Castle Combe

CASTLE COMBE - The Wiltshire Mecca of Picturesque Villages

Originally home to a Roman Villa and then a castle as well. Castle Combe is the Wiltshire Mecca of picturesque villages. There are many wonderful buildings including the Dower House and the White Hart as well as the lovely church.

The church was extensively restored in the 19th century but mostly remains the old work. Round the top of the tower run 76 arches high and low. The parapet is carved with nearly fifty stone heads. Looking down on the roof is a carving of a shuttle and scissors the mark of the cloth industry put there by the merchants who built the tower. Walter De Dunstaville (1270) whose family owned the Castle after the Norman conquest, has his tomb in the church with effigy showing him in full chain armour with angels at his head and a dog at his feet, and six small figures in the panels of the tomb.
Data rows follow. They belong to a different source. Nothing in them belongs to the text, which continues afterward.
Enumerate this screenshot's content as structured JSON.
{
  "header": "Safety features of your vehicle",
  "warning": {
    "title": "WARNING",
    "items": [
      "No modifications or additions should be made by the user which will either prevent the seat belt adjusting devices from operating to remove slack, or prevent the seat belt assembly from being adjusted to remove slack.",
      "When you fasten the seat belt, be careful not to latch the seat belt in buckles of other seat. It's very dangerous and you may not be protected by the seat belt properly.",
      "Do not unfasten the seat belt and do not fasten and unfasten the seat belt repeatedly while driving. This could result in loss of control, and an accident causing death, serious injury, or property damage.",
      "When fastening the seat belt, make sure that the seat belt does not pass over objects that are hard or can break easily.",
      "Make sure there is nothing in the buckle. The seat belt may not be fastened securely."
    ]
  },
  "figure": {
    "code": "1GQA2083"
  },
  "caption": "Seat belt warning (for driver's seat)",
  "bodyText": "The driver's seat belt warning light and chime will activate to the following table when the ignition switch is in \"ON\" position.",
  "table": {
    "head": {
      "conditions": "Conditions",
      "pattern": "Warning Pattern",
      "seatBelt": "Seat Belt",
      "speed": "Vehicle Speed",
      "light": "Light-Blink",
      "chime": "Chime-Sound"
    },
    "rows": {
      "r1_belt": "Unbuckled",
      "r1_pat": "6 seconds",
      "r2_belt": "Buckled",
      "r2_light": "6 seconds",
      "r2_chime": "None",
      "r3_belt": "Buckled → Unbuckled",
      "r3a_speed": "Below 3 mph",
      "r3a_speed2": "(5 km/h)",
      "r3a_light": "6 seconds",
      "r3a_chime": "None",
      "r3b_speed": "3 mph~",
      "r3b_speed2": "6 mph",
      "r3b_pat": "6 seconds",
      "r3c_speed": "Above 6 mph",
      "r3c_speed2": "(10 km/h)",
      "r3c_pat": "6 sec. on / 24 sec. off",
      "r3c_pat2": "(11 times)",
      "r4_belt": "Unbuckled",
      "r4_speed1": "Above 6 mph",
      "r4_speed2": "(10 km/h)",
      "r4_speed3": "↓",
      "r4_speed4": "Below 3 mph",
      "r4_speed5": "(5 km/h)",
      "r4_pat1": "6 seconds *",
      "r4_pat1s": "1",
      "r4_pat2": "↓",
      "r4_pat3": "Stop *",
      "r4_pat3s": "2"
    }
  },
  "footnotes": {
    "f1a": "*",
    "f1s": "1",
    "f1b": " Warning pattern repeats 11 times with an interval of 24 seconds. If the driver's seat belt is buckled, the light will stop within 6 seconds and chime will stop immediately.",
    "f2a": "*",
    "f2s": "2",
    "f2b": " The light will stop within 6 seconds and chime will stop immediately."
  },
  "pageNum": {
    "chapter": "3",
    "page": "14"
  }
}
The Scrope family moved in as Lords of the manor in the reign of Richard II and stayed for nearly 500 years. The manor house along with later additions became a hotel. Castle Combe did develop as a weaving town along with the rest of Wiltshire in the fifteenth century. It manufactured a red and white cloth known as 'Castlecombe'. Weaving was carried out in the 50 or so weaving cottages.

Caslte Combe is most famous for being portrayed as a fishing-port in the filming of Dr Doolittle staring Rex Harrison and Anthony Newley. The television aerials were removed and a little jetty was built on the banks of By Brook, to make the town into a seaport. Local inhabitants became 'extras' at 50s. per day, with meals, alcohol, and clothes all thrown in.
One local who was in the film used to sit by the market cross and recant the stories of the filming.
"Tell 'ee wot, zome o' them vilm volk, they be all right, out"